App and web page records
# # # # #
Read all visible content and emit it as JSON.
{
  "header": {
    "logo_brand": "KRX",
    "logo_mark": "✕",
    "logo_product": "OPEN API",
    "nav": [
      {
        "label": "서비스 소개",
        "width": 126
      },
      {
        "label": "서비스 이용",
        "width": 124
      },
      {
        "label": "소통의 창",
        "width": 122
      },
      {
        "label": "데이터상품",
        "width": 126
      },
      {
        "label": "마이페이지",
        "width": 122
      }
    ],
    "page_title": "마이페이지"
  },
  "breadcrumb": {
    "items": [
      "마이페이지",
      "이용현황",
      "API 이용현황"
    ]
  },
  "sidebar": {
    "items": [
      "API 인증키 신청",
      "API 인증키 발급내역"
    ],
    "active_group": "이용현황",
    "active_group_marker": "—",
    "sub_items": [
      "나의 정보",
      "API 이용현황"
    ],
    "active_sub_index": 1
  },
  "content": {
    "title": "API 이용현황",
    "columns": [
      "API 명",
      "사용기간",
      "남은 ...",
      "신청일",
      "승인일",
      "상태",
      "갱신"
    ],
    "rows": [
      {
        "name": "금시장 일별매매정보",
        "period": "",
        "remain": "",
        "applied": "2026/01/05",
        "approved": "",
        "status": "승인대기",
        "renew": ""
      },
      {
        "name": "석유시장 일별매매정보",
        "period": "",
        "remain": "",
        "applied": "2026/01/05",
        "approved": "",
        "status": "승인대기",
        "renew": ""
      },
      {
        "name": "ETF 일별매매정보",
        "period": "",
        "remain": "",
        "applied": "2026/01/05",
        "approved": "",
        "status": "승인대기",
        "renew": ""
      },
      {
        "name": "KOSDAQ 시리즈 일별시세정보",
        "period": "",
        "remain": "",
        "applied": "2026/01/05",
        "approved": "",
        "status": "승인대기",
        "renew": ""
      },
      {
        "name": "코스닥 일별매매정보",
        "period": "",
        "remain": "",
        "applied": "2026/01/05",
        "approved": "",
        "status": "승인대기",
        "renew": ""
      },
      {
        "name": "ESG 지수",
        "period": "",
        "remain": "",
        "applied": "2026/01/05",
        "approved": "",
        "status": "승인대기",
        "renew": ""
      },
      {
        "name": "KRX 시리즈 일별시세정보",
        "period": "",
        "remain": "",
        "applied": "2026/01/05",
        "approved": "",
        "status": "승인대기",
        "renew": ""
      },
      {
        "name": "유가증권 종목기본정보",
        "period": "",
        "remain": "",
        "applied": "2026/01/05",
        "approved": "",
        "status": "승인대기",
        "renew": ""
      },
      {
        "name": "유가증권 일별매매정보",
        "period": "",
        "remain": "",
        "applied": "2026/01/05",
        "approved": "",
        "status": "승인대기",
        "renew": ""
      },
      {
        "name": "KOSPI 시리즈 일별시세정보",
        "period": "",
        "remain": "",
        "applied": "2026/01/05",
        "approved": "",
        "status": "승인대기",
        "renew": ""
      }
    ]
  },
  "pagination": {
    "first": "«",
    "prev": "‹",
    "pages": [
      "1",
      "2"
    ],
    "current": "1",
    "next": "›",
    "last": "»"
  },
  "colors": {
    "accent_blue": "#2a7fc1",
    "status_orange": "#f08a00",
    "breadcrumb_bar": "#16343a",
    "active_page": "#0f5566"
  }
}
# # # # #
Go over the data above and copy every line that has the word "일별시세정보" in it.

        "name": "KOSDAQ 시리즈 일별시세정보",
        "name": "KRX 시리즈 일별시세정보",
        "name": "KOSPI 시리즈 일별시세정보",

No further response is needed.